January 3, 2016 Hearing Panel Report (which I only recently learned about), Special Ethics Master Melinda L. Singer recommended Catania's disbarment. Records requests have been submitted to Hackensack (to see if Catania still serves as municipal prosecutor there) and to the Disciplinary Review Board (to see if any further action has been taken on this ethics matter) and this article will be updated upon receipt.
Singer's recommendation was sent to the Disciplinary Review Board (DRB) and I have sent a request to the DRB to see if it has yet reviewed this matter. Neither Singer nor the DRB can actually disbar Catania. Only the New Jersey Supreme Court has that power. On 03/24/17, I was informed by DRB Chief Counsel Ellen Brodsky that there has yet to be a disposition of the matter. On March 27, 2017, I was informed that Catania was appointed as prosecutor by the Hackensack City Council in 2013 and that his law firm, Catania & Ehrlich, P.C., was appointed in 2015 and 2016. Hackensack's 2017 Local Government Officer Roster lists Catania as City Prosecutor and Oakland Borough Mayor Linda Schwager as Alternate Prosecutor.
On February 18, 2014, the New Jersey Supreme Court's Office of Attorney Ethics filed a formal Disciplinary Action Complaint against Frank Catania, Jr. a partner in the firm Catania & Ehrlich,PC. According to meeting minutes of the Hackensack City Council, Frank Catania, Jr. serves as municipal prosecutor there.
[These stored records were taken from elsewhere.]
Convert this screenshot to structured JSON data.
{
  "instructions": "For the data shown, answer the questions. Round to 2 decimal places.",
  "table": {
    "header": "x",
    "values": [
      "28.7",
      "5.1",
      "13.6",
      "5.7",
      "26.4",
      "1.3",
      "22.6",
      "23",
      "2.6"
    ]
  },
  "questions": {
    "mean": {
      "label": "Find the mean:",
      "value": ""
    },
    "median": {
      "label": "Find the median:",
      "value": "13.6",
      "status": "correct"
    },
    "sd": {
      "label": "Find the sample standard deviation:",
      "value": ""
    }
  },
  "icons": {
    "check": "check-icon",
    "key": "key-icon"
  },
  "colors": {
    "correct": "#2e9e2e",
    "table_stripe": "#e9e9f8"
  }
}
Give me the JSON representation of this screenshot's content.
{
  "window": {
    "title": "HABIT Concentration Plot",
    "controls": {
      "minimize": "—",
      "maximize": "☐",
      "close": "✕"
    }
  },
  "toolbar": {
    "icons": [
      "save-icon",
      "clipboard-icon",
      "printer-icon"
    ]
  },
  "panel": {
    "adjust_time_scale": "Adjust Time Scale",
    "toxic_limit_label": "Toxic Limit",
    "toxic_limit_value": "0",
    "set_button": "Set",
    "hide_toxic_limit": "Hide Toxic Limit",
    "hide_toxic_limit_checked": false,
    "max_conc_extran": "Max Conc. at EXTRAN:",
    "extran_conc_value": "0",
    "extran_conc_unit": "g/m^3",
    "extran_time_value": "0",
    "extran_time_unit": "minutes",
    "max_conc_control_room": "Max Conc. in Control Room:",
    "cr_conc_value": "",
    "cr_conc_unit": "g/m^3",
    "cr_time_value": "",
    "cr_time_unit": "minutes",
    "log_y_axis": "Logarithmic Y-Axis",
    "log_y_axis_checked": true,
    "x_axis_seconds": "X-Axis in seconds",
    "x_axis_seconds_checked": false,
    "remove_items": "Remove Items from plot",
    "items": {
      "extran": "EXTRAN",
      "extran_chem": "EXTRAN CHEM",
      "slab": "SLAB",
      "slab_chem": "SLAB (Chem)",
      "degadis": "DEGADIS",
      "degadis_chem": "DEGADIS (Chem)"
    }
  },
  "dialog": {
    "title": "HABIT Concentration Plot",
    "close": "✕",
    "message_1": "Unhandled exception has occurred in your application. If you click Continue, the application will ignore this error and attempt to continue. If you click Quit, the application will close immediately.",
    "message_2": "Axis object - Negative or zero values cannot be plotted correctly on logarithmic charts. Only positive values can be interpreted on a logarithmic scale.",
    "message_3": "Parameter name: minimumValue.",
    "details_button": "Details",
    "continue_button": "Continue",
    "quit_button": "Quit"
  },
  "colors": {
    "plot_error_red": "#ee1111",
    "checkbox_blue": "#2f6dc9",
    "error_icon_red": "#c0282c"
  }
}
The complaint alleged that on December 21, 2010, Catania wrote a $15,000 check out of his client trust fund account to Cattino Fitness Corp, which the complaint says in Catania's business. The complaint further alleged that Catania wrote another $10,000 check out of his trust account on December 30, 2010 to the law firm of Greenbaum, Rowe, Smith & Davis for legal fees "related to [Catania's] personal business."
In his filed Answer to the Complaint, Catania claims that his client, Charles and Patricia Amorosi, authorized Catania to borrow $15,000 and $10,000 from their escrow balance and produced two handwritten receipts as evidence. The Office of Attorney Ethics, however, argued that Catania's explanation involving the handwritten receipts is inconsistent with a defense that Catania previously raised in a July 5, 2012 letter.
The complaint and answer are on-line here.